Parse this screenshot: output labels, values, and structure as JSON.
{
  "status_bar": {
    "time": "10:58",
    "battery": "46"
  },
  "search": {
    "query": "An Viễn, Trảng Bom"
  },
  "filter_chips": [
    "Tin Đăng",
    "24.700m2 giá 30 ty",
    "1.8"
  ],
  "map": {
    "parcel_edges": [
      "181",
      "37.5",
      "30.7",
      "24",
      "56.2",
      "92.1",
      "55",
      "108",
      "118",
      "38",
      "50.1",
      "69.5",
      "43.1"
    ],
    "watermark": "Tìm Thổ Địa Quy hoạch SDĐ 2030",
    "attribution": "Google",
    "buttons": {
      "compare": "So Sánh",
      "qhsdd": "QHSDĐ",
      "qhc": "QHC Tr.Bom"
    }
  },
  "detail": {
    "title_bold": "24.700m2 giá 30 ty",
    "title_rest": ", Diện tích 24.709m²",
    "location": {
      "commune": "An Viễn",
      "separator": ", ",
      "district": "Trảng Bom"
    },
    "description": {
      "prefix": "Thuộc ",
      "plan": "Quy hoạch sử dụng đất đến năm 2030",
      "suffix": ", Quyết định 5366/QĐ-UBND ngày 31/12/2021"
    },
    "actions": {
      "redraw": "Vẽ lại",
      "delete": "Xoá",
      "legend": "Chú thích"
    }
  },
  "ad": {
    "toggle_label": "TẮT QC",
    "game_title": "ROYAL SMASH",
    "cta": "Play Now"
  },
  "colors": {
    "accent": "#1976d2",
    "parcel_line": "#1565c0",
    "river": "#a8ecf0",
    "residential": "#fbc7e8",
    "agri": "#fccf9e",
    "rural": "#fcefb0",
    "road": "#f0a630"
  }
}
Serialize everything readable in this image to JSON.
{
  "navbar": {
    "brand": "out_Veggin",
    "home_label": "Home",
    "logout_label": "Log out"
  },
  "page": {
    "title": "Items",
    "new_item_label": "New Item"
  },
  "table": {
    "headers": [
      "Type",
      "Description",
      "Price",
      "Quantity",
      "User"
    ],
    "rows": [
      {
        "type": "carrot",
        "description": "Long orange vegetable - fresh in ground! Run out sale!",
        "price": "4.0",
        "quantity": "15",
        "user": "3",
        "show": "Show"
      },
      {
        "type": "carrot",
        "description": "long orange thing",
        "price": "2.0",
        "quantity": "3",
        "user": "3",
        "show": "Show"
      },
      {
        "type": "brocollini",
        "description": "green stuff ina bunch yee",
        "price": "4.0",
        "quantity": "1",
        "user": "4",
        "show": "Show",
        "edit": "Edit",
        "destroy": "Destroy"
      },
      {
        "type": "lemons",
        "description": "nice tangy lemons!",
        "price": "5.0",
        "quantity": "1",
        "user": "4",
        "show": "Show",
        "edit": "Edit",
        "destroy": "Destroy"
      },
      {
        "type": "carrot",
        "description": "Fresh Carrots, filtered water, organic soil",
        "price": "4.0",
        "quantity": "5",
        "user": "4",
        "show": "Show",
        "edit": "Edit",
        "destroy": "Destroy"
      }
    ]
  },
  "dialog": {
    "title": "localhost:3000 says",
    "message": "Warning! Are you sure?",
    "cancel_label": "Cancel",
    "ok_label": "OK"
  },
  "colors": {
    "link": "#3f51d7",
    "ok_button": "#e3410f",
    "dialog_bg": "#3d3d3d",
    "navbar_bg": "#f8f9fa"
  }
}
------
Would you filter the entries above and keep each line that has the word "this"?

• ANSWER AREA:
Parse this screenshot: output labels, values, and structure as JSON.
Serialize everything readable in this image to JSON.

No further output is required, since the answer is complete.